* _WORK ITEM_
An exact copy of all the data, minus the images, is required.
-- Opening Marker --
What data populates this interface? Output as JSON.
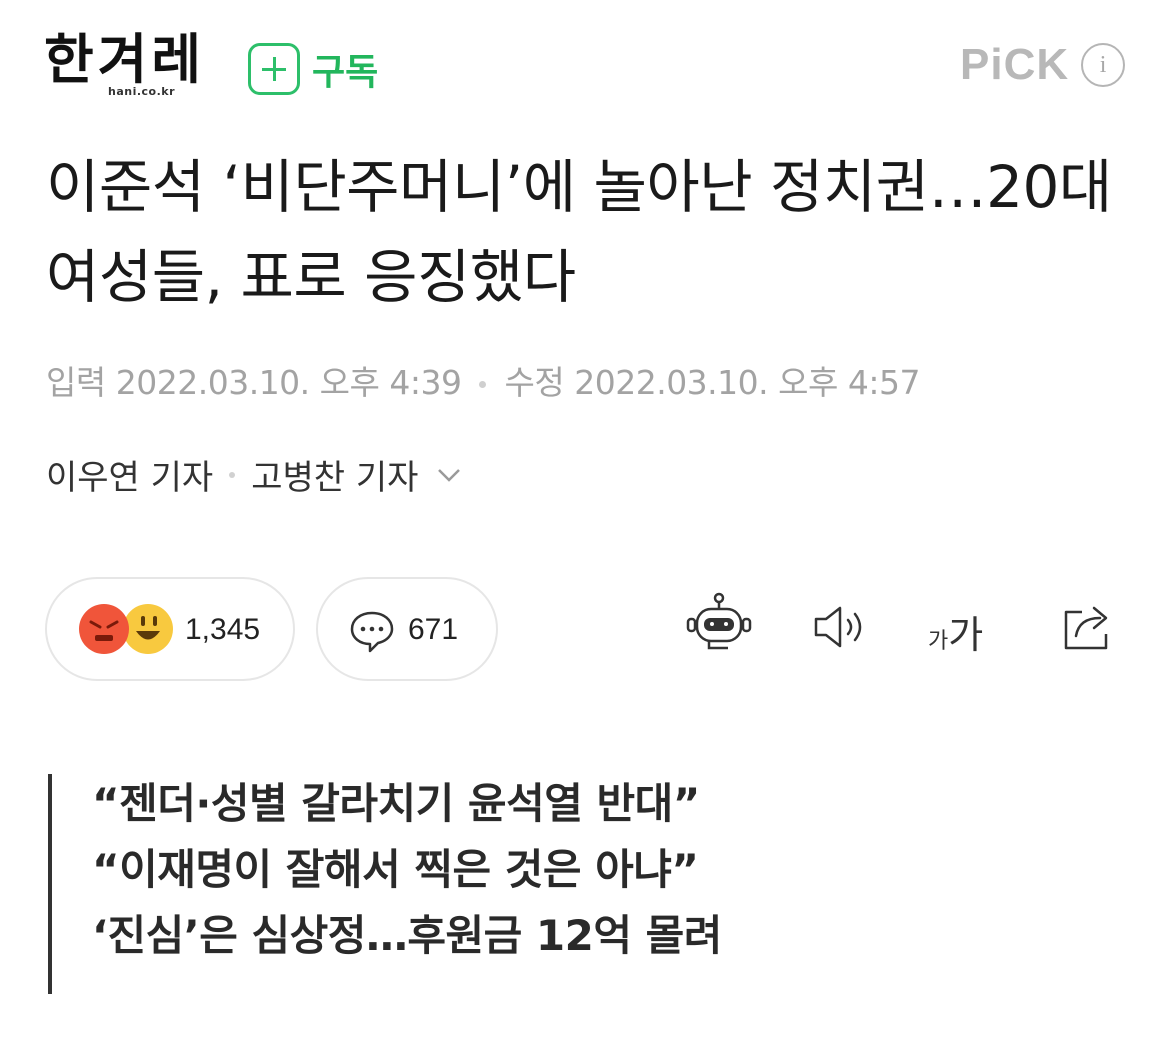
{
  "brand": {
    "logo_text": "한겨레",
    "logo_domain": "hani.co.kr",
    "subscribe_label": "구독",
    "pick_label": "PiCK",
    "info_icon": "info-icon"
  },
  "article": {
    "headline": "이준석 ‘비단주머니’에 놀아난 정치권…20대 여성들, 표로 응징했다",
    "input_label": "입력",
    "input_time": "2022.03.10. 오후 4:39",
    "edit_label": "수정",
    "edit_time": "2022.03.10. 오후 4:57",
    "reporters": [
      "이우연 기자",
      "고병찬 기자"
    ]
  },
  "actions": {
    "reaction_count": "1,345",
    "comment_count": "671",
    "font_size_label_small": "가",
    "font_size_label_large": "가",
    "icons": [
      "angry-emoji-icon",
      "smile-emoji-icon",
      "comment-icon",
      "robot-summary-icon",
      "speaker-icon",
      "share-icon"
    ]
  },
  "subtitles": [
    "“젠더·성별 갈라치기 윤석열 반대”",
    "“이재명이 잘해서 찍은 것은 아냐”",
    "‘진심’은 심상정…후원금 12억 몰려"
  ],
  "colors": {
    "accent_green": "#2dbf6a",
    "meta_gray": "#a3a3a3",
    "angry": "#f0553a",
    "smile": "#f8c93f"
  }
}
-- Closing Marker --
* _YOUR SOLUTION_
What data populates this interface? Output as JSON.
{
  "brand": {
    "logo_text": "한겨레",
    "logo_domain": "hani.co.kr",
    "subscribe_label": "구독",
    "pick_label": "PiCK",
    "info_icon": "info-icon"
  },
  "article": {
    "headline": "이준석 ‘비단주머니’에 놀아난 정치권…20대 여성들, 표로 응징했다",
    "input_label": "입력",
    "input_time": "2022.03.10. 오후 4:39",
    "edit_label": "수정",
    "edit_time": "2022.03.10. 오후 4:57",
    "reporters": [
      "이우연 기자",
      "고병찬 기자"
    ]
  },
  "actions": {
    "reaction_count": "1,345",
    "comment_count": "671",
    "font_size_label_small": "가",
    "font_size_label_large": "가",
    "icons": [
      "angry-emoji-icon",
      "smile-emoji-icon",
      "comment-icon",
      "robot-summary-icon",
      "speaker-icon",
      "share-icon"
    ]
  },
  "subtitles": [
    "“젠더·성별 갈라치기 윤석열 반대”",
    "“이재명이 잘해서 찍은 것은 아냐”",
    "‘진심’은 심상정…후원금 12억 몰려"
  ],
  "colors": {
    "accent_green": "#2dbf6a",
    "meta_gray": "#a3a3a3",
    "angry": "#f0553a",
    "smile": "#f8c93f"
  }
}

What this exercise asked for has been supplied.